Dottie1 - thank you for the comment and the story about your sister's brother-in-law. I wish him well and hope is able to achieve his goal of being back on his own soon. People sometimes forget that, in addition to providing vital support to the flyers, the ground crew personnel even though they are usually not as exposed to combat danger as much as the flyers, still put their lives on the line and some like Franny have the wounds to show for it. Wish him well for me and I hope he recovers soon. Chuck
Dottie1 from MA, USA on November 18, 2007:
I loved your story. I too have a candle lit in my window on the east coast. It was lit on Sept. 11, 2003 for my sister's brother-in-law Franny also known as "Chief Mac" by his Navy friends. On that fateful day aboard the USS George Washington (off the coast of the Norfolk Naval Station in Virginia) a pilot was attempting to land an F/A-18 Hornet when the arresting wire caught the jet's tailhook and snapped. The jet skidded into the ocean and the pilot safely ejected. But in it's wake, the thick metal cable tore across the flight deck where Franny was working striking him in the head and arms. Now four years later, my candle is still lit as Franny overcomes huge obstacles. I am so happy to say that four months ago Franny began walking again. His first goal was completed. My candle remains lit as Franny is driven by my house to go to therapy everyday so he can get stronger to complete his second goal to drive again and to live on his own. Franny is my Hero.
wajay_47 on November 11, 2007:
Chuck, as usual a very interesting hub with a fascinating story.
Chuck Nugent (author) from Tucson, Arizona on November 11, 2007:
Interesting. Thanks Jimmy.
Jimmy the jock from Scotland on November 11, 2007:

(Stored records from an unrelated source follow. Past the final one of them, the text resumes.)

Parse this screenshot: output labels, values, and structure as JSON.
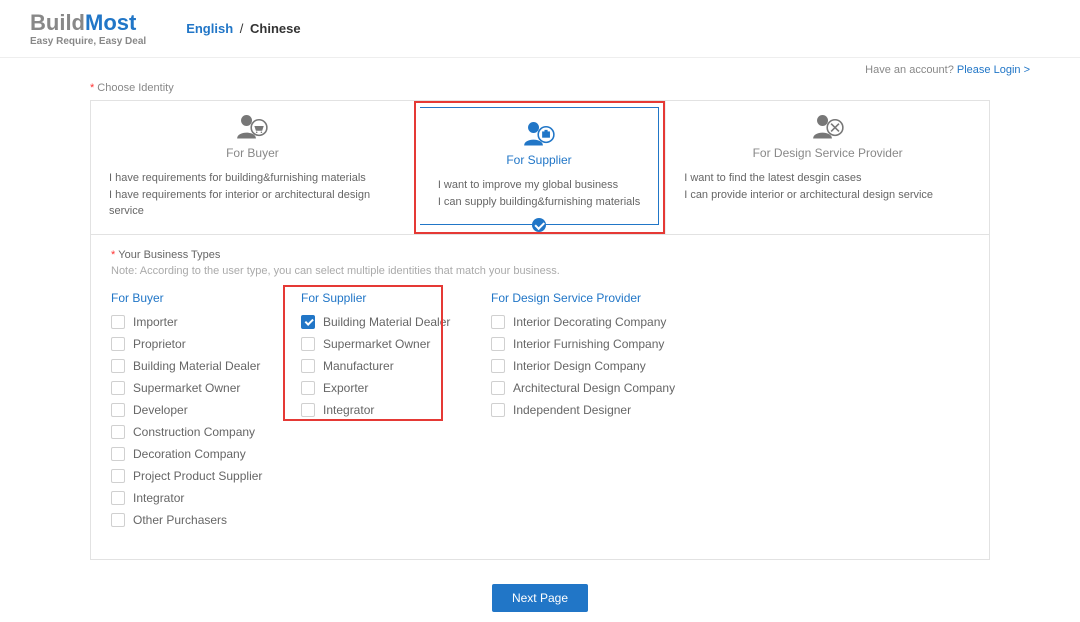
{
  "header": {
    "logo_main_1": "Build",
    "logo_main_2": "Most",
    "logo_sub": "Easy Require, Easy Deal",
    "lang_en": "English",
    "lang_sep": "/",
    "lang_cn": "Chinese"
  },
  "topright": {
    "have": "Have an account? ",
    "login": "Please Login >"
  },
  "identity": {
    "label": "Choose Identity",
    "cards": {
      "buyer": {
        "title": "For Buyer",
        "line1": "I have requirements for building&furnishing materials",
        "line2": "I have requirements for interior or architectural design service"
      },
      "supplier": {
        "title": "For Supplier",
        "line1": "I want to improve my global business",
        "line2": "I can supply building&furnishing materials"
      },
      "design": {
        "title": "For Design Service Provider",
        "line1": "I want to find the latest desgin cases",
        "line2": "I can provide interior or architectural design service"
      }
    }
  },
  "biz": {
    "label": "Your Business Types",
    "note": "Note: According to the user type, you can select multiple identities that match your business.",
    "colBuyer": {
      "title": "For Buyer",
      "items": [
        "Importer",
        "Proprietor",
        "Building Material Dealer",
        "Supermarket Owner",
        "Developer",
        "Construction Company",
        "Decoration Company",
        "Project Product Supplier",
        "Integrator",
        "Other Purchasers"
      ]
    },
    "colSupplier": {
      "title": "For Supplier",
      "items": [
        "Building Material Dealer",
        "Supermarket Owner",
        "Manufacturer",
        "Exporter",
        "Integrator"
      ],
      "checked": [
        true,
        false,
        false,
        false,
        false
      ]
    },
    "colDesign": {
      "title": "For Design Service Provider",
      "items": [
        "Interior Decorating Company",
        "Interior Furnishing Company",
        "Interior Design Company",
        "Architectural Design Company",
        "Independent Designer"
      ]
    }
  },
  "footer": {
    "next": "Next Page"
  }
}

In the times of pirates and smuggling, a candle in the window meant that it was safe to come ashore,that the customs men were elsewhere......jimmy
Marye Audet on November 11, 2007:
awesome story. thanks.